“It’s a great day to be young and alive!” – Larry Steeb
I didn’t think it was such a great day. Cold rain pattered down on this 14-year-old’s body. My clothes were soggy, probably weighing as much as my skinny body.
What did I get myself into? I could have been sitting at home under a blanket, playing video games. At the very least, I would have been dry.
After running 10 or 15 minutes, the negative voices in my head began to quiet. And then it hit me. This isn’t so bad! After a while, I even enjoyed myself.
Mr. Steeb was right – it really was a great day to be young and alive!
This was the first lesson Coach Steeb instilled in me. Suck it up. Sure, I could have been dry and comfortable at home, but I wasn’t. I was out running, challenging myself. I was doing a good thing and might as well make the most of it.
Mr. Steeb taught me true optimism. Not the sort of optimism that tries to make things seem better than they really are, but the optimism to truly appreciate the good in a situation. We are confronted with many imperfect situations in life. We can respond by complaining and moping, or we can make the best of the situation. Mr. Steeb taught me to choose the latter, which has made my life much more enjoyable.
To be honest, I wasn’t a very good runner at this point. From a team talent standpoint, Mr. Steeb had little to gain in teaching me these skills. But that didn’t matter. Mr. Steeb treated everybody well, from the state champion, to the talented freshman phenom, even to the average runner (me) who only joined the team because he was good friends with the talented freshman. He didn’t care. Even as the least talented runners approached the finish line after 30 minutes of snail’s pace, Mr. Steeb was still supporting and pushing them.
Sometimes his all-inclusive style worked from a coaching standpoint.
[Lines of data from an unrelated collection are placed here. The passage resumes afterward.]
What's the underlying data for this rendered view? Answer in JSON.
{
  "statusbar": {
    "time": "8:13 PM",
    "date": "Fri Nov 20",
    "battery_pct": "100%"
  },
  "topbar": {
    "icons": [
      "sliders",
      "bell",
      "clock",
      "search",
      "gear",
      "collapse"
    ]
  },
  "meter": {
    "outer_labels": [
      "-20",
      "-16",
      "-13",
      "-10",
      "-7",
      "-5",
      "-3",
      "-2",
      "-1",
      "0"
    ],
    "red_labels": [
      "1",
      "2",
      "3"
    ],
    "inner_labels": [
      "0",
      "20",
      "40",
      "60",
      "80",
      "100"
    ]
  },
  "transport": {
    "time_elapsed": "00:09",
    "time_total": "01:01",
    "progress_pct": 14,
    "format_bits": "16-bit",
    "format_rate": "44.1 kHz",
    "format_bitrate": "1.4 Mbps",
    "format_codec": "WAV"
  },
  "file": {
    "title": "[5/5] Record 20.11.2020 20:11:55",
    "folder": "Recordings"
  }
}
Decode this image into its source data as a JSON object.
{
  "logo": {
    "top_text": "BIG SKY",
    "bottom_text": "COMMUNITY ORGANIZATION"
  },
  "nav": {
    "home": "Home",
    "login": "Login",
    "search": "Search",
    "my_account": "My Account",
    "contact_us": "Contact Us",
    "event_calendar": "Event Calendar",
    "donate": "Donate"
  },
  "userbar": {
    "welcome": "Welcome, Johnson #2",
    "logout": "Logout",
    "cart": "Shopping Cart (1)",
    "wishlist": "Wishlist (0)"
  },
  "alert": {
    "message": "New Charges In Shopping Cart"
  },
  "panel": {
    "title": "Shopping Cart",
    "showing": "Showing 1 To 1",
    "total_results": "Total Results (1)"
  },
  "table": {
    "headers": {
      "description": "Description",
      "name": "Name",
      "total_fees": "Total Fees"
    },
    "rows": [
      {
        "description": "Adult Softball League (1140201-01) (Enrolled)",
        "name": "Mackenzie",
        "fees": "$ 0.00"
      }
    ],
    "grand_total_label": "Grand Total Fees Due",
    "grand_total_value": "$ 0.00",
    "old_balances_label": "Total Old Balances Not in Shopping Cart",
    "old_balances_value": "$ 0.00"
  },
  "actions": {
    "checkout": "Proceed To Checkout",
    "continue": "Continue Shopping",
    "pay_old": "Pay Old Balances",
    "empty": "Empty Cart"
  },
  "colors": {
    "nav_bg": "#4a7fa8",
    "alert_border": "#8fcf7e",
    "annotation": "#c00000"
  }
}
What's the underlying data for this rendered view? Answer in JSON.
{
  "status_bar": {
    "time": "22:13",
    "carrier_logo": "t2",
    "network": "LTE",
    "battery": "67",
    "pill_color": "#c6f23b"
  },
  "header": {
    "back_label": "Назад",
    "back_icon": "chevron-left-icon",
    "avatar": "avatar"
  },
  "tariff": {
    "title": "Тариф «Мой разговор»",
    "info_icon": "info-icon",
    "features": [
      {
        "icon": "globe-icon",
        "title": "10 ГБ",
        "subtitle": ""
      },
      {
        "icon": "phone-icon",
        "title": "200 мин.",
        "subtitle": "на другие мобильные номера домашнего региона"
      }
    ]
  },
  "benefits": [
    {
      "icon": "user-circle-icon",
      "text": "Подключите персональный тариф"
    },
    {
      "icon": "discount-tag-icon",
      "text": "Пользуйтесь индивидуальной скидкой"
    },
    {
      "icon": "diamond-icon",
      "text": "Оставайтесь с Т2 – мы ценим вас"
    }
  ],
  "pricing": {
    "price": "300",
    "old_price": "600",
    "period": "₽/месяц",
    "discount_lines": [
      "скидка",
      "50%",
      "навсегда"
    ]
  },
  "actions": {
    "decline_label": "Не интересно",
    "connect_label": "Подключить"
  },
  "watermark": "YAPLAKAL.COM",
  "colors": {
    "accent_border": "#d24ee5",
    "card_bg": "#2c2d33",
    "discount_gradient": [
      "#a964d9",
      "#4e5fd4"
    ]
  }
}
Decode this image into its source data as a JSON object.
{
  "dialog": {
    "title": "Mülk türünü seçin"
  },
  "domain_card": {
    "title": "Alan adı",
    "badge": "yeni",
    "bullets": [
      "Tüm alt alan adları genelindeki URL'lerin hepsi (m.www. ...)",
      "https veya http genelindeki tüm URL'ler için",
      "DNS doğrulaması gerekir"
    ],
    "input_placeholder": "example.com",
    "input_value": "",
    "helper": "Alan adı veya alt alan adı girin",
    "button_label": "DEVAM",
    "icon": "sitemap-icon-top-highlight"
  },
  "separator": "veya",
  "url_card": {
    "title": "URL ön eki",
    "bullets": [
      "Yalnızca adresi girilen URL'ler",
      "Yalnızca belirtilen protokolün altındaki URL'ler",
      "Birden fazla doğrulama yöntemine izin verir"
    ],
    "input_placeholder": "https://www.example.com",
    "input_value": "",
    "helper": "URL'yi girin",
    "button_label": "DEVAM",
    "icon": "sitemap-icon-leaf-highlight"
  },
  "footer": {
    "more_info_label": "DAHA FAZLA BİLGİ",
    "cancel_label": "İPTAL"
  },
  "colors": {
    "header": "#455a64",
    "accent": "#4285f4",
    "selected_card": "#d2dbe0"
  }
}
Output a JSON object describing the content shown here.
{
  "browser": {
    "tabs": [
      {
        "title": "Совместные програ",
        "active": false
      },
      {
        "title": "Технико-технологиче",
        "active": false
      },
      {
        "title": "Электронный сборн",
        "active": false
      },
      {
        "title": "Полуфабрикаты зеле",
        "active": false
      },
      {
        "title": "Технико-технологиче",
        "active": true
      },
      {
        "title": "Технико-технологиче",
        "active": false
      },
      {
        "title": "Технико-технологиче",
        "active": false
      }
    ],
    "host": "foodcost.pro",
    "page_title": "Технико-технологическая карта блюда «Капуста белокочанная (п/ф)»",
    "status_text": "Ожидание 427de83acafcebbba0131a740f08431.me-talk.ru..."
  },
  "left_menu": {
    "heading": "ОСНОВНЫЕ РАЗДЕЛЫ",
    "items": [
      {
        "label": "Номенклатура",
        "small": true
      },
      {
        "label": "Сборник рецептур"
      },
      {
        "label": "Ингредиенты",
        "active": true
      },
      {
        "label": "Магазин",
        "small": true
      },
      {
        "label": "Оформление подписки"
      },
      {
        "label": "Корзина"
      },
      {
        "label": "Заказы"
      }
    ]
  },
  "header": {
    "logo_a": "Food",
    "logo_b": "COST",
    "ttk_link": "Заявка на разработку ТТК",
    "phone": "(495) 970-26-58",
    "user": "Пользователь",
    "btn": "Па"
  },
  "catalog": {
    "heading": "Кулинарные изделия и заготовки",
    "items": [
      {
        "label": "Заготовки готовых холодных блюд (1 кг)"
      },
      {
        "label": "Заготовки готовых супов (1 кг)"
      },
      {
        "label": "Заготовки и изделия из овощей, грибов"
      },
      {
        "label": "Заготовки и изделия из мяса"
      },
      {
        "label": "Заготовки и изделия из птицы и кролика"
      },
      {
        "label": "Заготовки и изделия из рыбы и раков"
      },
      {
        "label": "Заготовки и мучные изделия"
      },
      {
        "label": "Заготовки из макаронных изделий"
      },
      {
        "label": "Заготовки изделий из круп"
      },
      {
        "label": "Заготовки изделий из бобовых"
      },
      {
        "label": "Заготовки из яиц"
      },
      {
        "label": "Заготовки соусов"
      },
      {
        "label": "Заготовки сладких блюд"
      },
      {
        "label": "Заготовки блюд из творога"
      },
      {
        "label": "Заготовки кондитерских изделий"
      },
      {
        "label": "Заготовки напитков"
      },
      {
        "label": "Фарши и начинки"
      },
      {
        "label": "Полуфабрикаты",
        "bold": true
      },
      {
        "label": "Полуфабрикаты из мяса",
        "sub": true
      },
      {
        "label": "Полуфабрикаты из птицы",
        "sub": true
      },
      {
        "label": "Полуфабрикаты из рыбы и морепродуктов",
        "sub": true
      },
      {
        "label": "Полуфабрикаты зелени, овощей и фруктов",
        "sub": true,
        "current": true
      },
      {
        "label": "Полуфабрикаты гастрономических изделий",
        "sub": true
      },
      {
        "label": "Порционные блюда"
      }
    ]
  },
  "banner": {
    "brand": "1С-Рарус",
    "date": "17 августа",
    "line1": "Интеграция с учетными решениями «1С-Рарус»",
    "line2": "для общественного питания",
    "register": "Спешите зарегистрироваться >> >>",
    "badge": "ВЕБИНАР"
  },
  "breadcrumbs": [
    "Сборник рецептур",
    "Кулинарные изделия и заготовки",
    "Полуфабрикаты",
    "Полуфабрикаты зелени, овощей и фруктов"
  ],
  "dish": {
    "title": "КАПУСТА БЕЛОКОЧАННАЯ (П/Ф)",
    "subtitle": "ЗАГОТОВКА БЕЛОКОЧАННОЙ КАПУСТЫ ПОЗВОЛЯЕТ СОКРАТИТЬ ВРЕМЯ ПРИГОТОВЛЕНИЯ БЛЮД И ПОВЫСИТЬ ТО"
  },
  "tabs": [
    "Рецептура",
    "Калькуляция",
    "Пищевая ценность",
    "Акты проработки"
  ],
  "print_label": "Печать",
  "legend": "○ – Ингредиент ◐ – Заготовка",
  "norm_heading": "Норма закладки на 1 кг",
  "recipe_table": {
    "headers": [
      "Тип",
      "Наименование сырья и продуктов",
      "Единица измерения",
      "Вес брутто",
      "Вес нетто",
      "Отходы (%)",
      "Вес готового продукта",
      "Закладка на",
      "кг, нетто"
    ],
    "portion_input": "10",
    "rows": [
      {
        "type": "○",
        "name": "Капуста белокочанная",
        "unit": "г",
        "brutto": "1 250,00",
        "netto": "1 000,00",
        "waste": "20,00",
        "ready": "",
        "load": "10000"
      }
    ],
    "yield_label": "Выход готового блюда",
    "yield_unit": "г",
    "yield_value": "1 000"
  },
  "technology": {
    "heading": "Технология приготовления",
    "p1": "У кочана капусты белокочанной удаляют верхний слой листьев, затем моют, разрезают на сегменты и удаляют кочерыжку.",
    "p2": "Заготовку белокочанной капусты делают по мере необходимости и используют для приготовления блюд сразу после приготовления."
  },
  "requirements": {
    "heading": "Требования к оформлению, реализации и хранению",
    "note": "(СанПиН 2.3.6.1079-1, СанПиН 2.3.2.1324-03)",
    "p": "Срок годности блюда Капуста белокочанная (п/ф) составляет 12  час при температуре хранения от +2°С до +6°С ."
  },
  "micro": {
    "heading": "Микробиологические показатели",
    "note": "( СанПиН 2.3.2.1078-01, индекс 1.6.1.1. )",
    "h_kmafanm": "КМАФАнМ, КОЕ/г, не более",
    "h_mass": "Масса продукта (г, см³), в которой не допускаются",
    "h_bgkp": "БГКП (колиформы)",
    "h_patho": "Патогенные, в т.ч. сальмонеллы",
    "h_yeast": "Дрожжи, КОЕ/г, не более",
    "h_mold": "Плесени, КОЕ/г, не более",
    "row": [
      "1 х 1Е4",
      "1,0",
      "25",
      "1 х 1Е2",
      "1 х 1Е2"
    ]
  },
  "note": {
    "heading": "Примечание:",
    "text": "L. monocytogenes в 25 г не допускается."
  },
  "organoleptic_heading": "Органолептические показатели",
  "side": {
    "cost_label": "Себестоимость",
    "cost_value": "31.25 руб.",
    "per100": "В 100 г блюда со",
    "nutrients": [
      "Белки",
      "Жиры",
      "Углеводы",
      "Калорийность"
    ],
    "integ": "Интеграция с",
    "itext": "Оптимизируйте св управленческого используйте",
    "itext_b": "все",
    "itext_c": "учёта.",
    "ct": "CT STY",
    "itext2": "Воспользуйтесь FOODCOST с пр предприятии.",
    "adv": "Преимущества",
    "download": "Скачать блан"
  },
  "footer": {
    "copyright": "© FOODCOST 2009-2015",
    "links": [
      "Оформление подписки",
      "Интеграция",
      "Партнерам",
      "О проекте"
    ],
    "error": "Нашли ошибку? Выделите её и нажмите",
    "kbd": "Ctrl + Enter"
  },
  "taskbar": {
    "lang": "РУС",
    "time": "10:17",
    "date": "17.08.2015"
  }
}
I improved substantially and pocketed more than a few medals as my running career progressed. But more often we average runners did not help Mr. Steeb win any meets. And that was fine with him. Mr. Steeb’s teams felt more like friendly environments to learn and improve than competitive athletic teams.
But his teams displayed an almost paradoxical dichotomy. Despite the nurturing environment, Mr. Steeb’s teams may have been the most challenging and competitive I’ve ever played on. As I improved, so did the running standards Coach Steeb held me to. Practices took on a new, demanding form. For the top runners, the once calm, laid-back practices became intense workouts.
Mr. Steeb’s wisdom extended far past the cross country course. He taught us to focus and prepare, whether for a meet or any other life event. It was a bit childish, but Coach Steeb gave us lists of everything we should pack for the upcoming meet. The idea was that we should pack everything the evening before, sparing us from the early morning scrambling that unsettles most people. To this day, I still utilize Mr. Steeb’s preparation technique. I find myself relaxed and ready to go while others are frantic, stressed and unprepared. This does wonders for the mind and soul.
Mr. Steeb also taught me restraint. He had a vendetta against soda pop. Carbonated beverages release air bubbles into your body, lowering your lung capacity. You can imagine why Mr. Steeb didn’t want runners drinking pop. But many young kids are addicted to pop, and I was no exception. However, I wanted to be the best runner I could be. So I followed Mr. Steeb’s advice and gave up pop completely. This did help my running, but there was a larger impact. Mr. Steeb taught me that I will never have to fear addiction. I gave up pop, something I liked very much. I now know I will never have a problem with alcohol, drugs, smoking or coffee.
Finally, I remember Coach Steeb could somehow cover an entire 3.1 mile cross country course. You could be in the most remote woodsy section of a course. Nobody could possibly make it to this hidden part of the course. It must be safe to slacken the pace for a bit! But Mr. Steeb saw all. Within seconds, you’d hear yelling reminding you that you’ve fallen from your pace. Today when I run, I still expect to hear his yelling if I start slacking. So I don’t.
Regardless of how bad your day might have been, today is a great day to be young and alive. You are truly lucky to have your physical abilities. Now go out and enjoy a nice run!
This article was first published in the Ann Arbor News, March 5, 2007.